When you tell a story, or, in this case, write a blog, it’s always good to set the scene. The idea being that the reader understands what you are telling them along the correct context. So, here goes…
Imagine you are at an industrial plant for a heavy industry. You’re there to assess their network infrastructure to check for security flaws. During the assessment, you notice a server with three Ethernet connections. Convinced there should only be two, you ask the company “What is this third one?”
Their response: “It is the connection to the ERP system.” Slightly perplexed, you reply with: “But your ERP system is on the IT network, right? And the IT network has Internet access? So your critical OT system is connected to the internet?” It doesn’t end there…
I hope that you spotted the issue here.
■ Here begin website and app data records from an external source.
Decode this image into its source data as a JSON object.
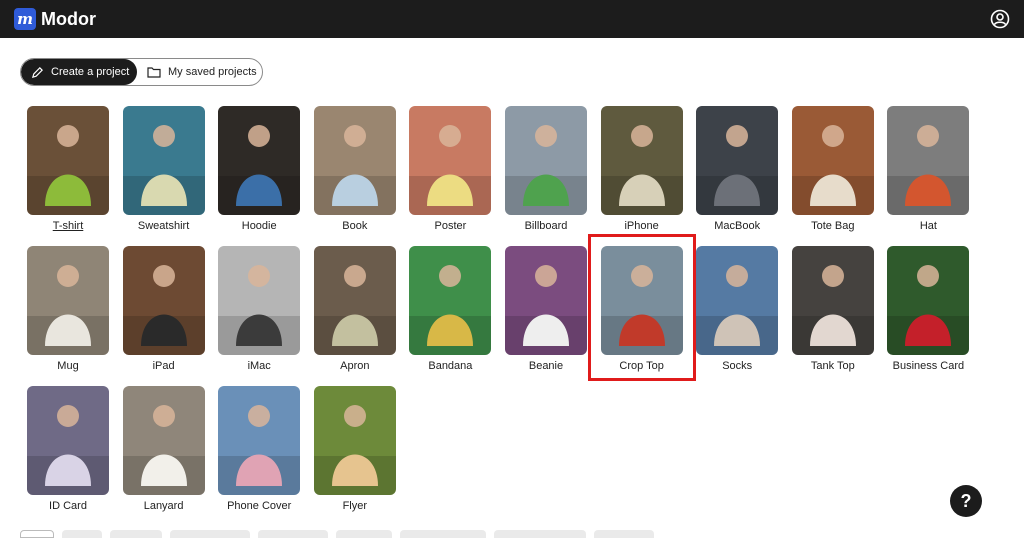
{
  "app": {
    "logo_letter": "m",
    "name": "Modor"
  },
  "header": {
    "account_icon": "account-circle-icon"
  },
  "toggle": {
    "create_label": "Create a project",
    "saved_label": "My saved projects",
    "create_icon": "pencil-icon",
    "saved_icon": "folder-icon"
  },
  "products": [
    {
      "label": "T-shirt",
      "bg": "#6a5038",
      "fg": "#8dbb3a"
    },
    {
      "label": "Sweatshirt",
      "bg": "#3a7a8f",
      "fg": "#d9d9b0"
    },
    {
      "label": "Hoodie",
      "bg": "#2e2a26",
      "fg": "#3b6fa8"
    },
    {
      "label": "Book",
      "bg": "#9a8670",
      "fg": "#b9cfe0"
    },
    {
      "label": "Poster",
      "bg": "#c87a62",
      "fg": "#ecdc82"
    },
    {
      "label": "Billboard",
      "bg": "#8d9aa6",
      "fg": "#4fa24e"
    },
    {
      "label": "iPhone",
      "bg": "#5f5a3e",
      "fg": "#d7d0b8"
    },
    {
      "label": "MacBook",
      "bg": "#3d4249",
      "fg": "#6c7078"
    },
    {
      "label": "Tote Bag",
      "bg": "#9a5a36",
      "fg": "#e7dccb"
    },
    {
      "label": "Hat",
      "bg": "#7d7d7d",
      "fg": "#d3562f"
    },
    {
      "label": "Mug",
      "bg": "#8f8576",
      "fg": "#e9e6de"
    },
    {
      "label": "iPad",
      "bg": "#6d4a33",
      "fg": "#2a2a2a"
    },
    {
      "label": "iMac",
      "bg": "#b5b5b5",
      "fg": "#3b3b3b"
    },
    {
      "label": "Apron",
      "bg": "#6b5c4c",
      "fg": "#c3c09f"
    },
    {
      "label": "Bandana",
      "bg": "#3f8f4a",
      "fg": "#d8b847"
    },
    {
      "label": "Beanie",
      "bg": "#7b4c7f",
      "fg": "#eeeeee"
    },
    {
      "label": "Crop Top",
      "bg": "#7a8e9c",
      "fg": "#c13a2a"
    },
    {
      "label": "Socks",
      "bg": "#557aa3",
      "fg": "#cfc3b7"
    },
    {
      "label": "Tank Top",
      "bg": "#45423f",
      "fg": "#e2d7d0"
    },
    {
      "label": "Business Card",
      "bg": "#2f5a2c",
      "fg": "#c4202a"
    },
    {
      "label": "ID Card",
      "bg": "#6f6a86",
      "fg": "#d9d3e6"
    },
    {
      "label": "Lanyard",
      "bg": "#8f867a",
      "fg": "#f2f0ea"
    },
    {
      "label": "Phone Cover",
      "bg": "#6a90b8",
      "fg": "#e0a3b4"
    },
    {
      "label": "Flyer",
      "bg": "#6d8a3a",
      "fg": "#e6c48f"
    }
  ],
  "selected_product": "Crop Top",
  "help": {
    "label": "?"
  }
}
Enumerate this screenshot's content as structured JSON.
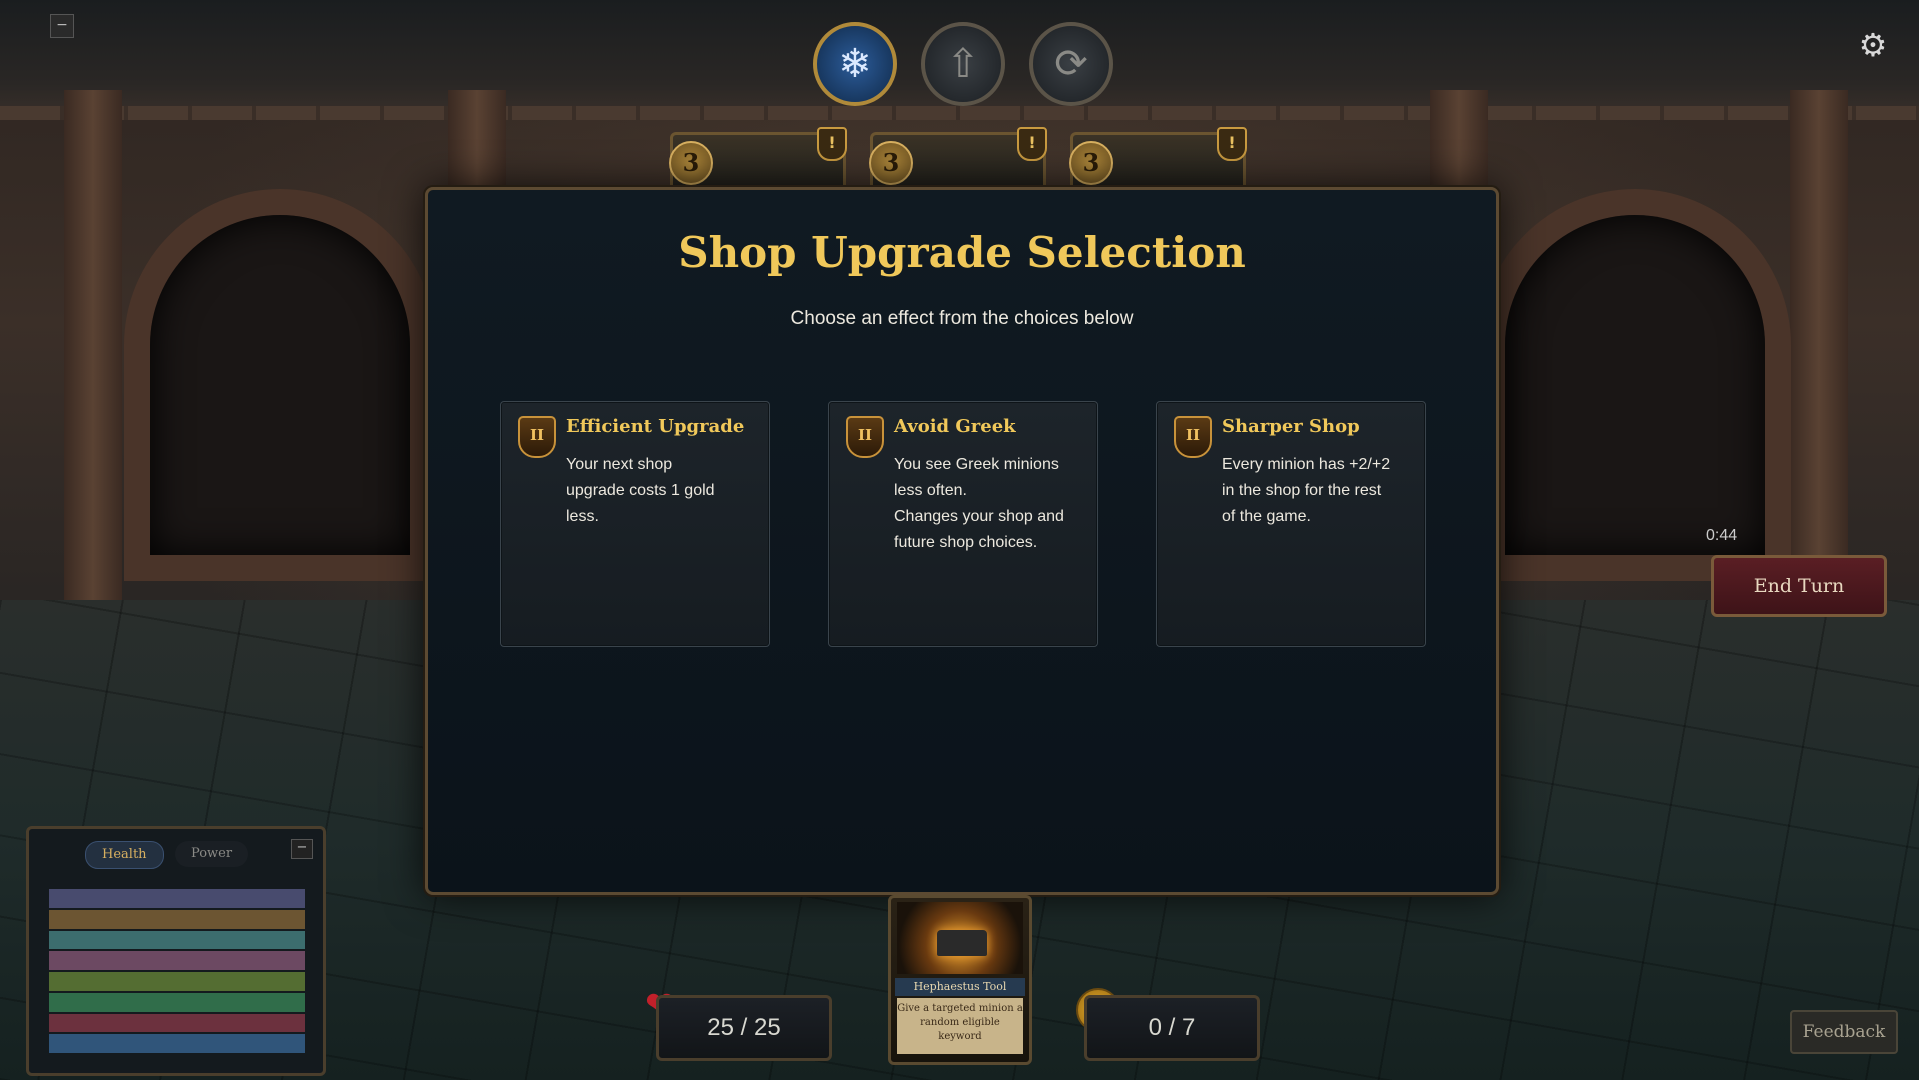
{
  "top_controls": {
    "freeze_icon": "snowflake-icon",
    "upgrade_icon": "up-arrow-icon",
    "refresh_icon": "refresh-icon",
    "settings_icon": "gear-icon",
    "minimize_label": "−"
  },
  "shop_cards": [
    {
      "cost": "3",
      "alert": "!"
    },
    {
      "cost": "3",
      "alert": "!"
    },
    {
      "cost": "3",
      "alert": "!"
    }
  ],
  "modal": {
    "title": "Shop Upgrade Selection",
    "subtitle": "Choose an effect from the choices below",
    "choices": [
      {
        "tier": "II",
        "title": "Efficient Upgrade",
        "description": "Your next shop\nupgrade costs 1 gold\nless."
      },
      {
        "tier": "II",
        "title": "Avoid Greek",
        "description": "You see Greek minions\nless often.\nChanges your shop and\nfuture shop choices."
      },
      {
        "tier": "II",
        "title": "Sharper Shop",
        "description": "Every minion has +2/+2\nin the shop for the rest\nof the game."
      }
    ]
  },
  "turn": {
    "timer": "0:44",
    "end_turn_label": "End Turn"
  },
  "stats_panel": {
    "tabs": [
      "Health",
      "Power"
    ],
    "active_tab": "Health",
    "minimize_label": "−",
    "stripe_colors": [
      "#5a5c8a",
      "#8a6a3a",
      "#4a8a8a",
      "#8a5a7a",
      "#6a8a3a",
      "#3a8a5a",
      "#8a3a4a",
      "#3a6a9a"
    ]
  },
  "hud": {
    "health": "25 / 25",
    "gold": "0 / 7"
  },
  "hand_card": {
    "name": "Hephaestus Tool",
    "text": "Give a targeted minion a random eligible keyword"
  },
  "feedback_label": "Feedback"
}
Openly accessible networks or poorly configured architectures can leave companies open to a myriad of issues, both accidental and malicious, either of which can create operational, legal and safety nightmares. You only need to look at the impact high-profile malware attacks have on people, companies and even utility providers to see that this is a massive problem.
Connectivity is vital to success. Companies need to be able to access raw production data and turn it into useful information to drive decisions. And to do this they need smart technologies that can help them better understand their operations, enforce workflows, optimise asset utilisation and improve collaboration.
You can do all of this and more in a Connected Enterprise, but first you need a modern, secure and reliable information infrastructure to connect the assets, people and information that make up your business. If your network is poorly designed or unsecure, all these operational gains can come crashing down with even a simple low-tech malware attack or data breach.
Smart industrial devices coupled to robust and secure OT networks often fall outside of the comfort zone of traditional IT managers, so you should consider vendors that can deliver both OT and IT experience. There are plenty with experience in IT, and a fair few with OT knowledge, but experience with both is thin on the ground, so you need to make an incredibly objective decision.
Let’s take you to a different plant now. The plant manager tells you that the plant is safe: there’s no Wi-Fi, no USB, and the wired network is only internal with no connection to the internet. But what happens when they need to retrieve a patch from the internet? How could they do it with no connection to the outside world? Well the maintenance technician takes out a mobile phone, opens a hotspot and connects a PC to download the file via a 4G network.
The problem is that people make mistakes, and they will often look for ways to make their lives easier.
In the vast majority of scenarios, they make these mistakes without a hint of malice in their actions. But even the simplest shortcuts can have far reaching consequences, and it is the simple things that often go ungoverned. Only a holistic approach to security and network design can help address these issues, along with major educational initiatives to explain the dos and don’ts of network usage.
I wanted this to be a nice blog, one that would make you smile and put a spring in your step, but sometimes serious stories are the best way to share a message. If I have got you thinking about your network design, or the inventiveness of the team down on the shop floor who always seems to find interesting ways to “fix” software, then my work is partly done.
The work following this is certainly not a walk in the park, but with the right team on board you can turn a three to five year network upgrade project into an effort of just 18 months. Trust me, we’ve done just that!
Published November 30, 2018